CLEMSON — It’s unlikely Clemson coaches are about to set up camp in Detroit, Cleveland or Philadelphia in search of the next great Tiger.
Clemson’s last five recruiting classes have included just one signee from a traditional Big Ten state: quarterback Cole Stoudt, from Dublin, Ohio — and he was born and raised in Greenville, so he’s not exactly a hardened Big Ten product.
The point is, when Michigan’s Jim Harbaugh plans a coast-to-coast tour of cities and Penn State’s James Franklin vows to siphon kids from the south to State College, ACC and SEC coaches will tend to react — at best raise an eyebrow, at worst panic — toward the Big Ten’s blossoming trend of planting satellite high school football camps in their own backyard.

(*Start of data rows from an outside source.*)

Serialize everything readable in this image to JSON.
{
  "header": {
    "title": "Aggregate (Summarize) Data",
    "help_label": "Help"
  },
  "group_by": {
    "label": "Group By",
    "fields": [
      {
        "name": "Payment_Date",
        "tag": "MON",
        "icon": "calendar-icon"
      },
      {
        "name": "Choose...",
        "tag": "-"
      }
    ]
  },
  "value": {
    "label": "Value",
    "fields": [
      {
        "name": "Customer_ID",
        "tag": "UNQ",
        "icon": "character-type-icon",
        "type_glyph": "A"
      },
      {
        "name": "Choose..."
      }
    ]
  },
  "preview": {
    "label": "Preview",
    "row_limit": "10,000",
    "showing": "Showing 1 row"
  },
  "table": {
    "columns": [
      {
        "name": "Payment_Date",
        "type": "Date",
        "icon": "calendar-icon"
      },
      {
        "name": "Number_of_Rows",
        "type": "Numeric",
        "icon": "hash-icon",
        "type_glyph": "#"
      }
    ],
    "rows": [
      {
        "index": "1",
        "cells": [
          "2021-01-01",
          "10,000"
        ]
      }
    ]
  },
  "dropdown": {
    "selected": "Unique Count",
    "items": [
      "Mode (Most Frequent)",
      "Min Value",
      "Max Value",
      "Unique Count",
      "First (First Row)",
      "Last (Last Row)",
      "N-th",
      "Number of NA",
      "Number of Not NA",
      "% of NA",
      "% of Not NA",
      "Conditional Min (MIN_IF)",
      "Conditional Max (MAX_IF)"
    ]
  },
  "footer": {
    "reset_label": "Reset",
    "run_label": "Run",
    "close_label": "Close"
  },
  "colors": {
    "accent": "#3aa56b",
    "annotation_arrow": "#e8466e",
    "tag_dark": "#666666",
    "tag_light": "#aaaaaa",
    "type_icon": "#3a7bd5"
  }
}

Dabo Swinney, who has made a living off mining the rich recruiting fields of Georgia, Florida and Alabama along with in-state South Carolina products, isn’t so sure he likes the current system where certain conferences — cough, the Big Ten — are allowed to take their show on the road, whereas the ACC and SEC coaches are not.
“I’m against it. I think it’s a loophole people are taking advantage of, and it’s something that needs to be addressed,” Swinney said Wednesday on an ACC coaches teleconference. “It’s something that will probably come to a head one way or another.”
With other SEC coaches like Nick Saban, Gus Malzahn and Mark Richt joining the chorus against satellite camps, Harbaugh struck back via a note on his Twitter account Friday.
“As a collegial gesture we invite coaches from every college to be involved in our football camp. #Compete #ExposureU,” tweeted Harbaugh, who reportedly will host such camps from Pennsylvania, Tampa, Houston and California.
It’s unknown how many coaches will take up Harbaugh on the offer, but it’s unlikely many will be amused.
“If it continues, if they don’t restrict the satellite camps,” Louisville’s Bobby Petrino said, “then probably we need to be able to do what everybody else can do.
“The one thing I don’t like as much about camps as I used to: it used to be about bringing young men to camp and help them get better so they can be more productive in the fall. The purpose of camps has changed quite a bit; it’s more about recruiting.”
That’s exactly what bugs Swinney: is the intent to improve the skills of future college players, or conduct research on which prospects need firm offers or extra letters in the mail?
“Ultimately what happens is instead of having camps, you’re having combines,” Swinney said. “There’s enough of that.”
Each winter, Swinney trumpets his staff’s recruiting efforts largely on the selling point of getting prospects to visit Clemson and, over time, grow attached to the small-town, big-dreams vibe.
“My philosophy is we put a tremendous amount of emphasis on our camp here at Clemson,” Swinney said. “The best part of everything that we do from a recruiting standpoint, is our campus itself. We can go out on the road and recruit and evaluate, but we want to get guys here to Clemson because we know if they come, then we’ve got a good shot.”
With four straight top-15 Rivals classes on campus (including this past February’s No. 4-rated class), Clemson isn’t currently scuffling on National Signing Day.
“I don’t have a problem with it because it’s within the rules,” Swinney said, “but it really hasn’t been that much of an issue with us.”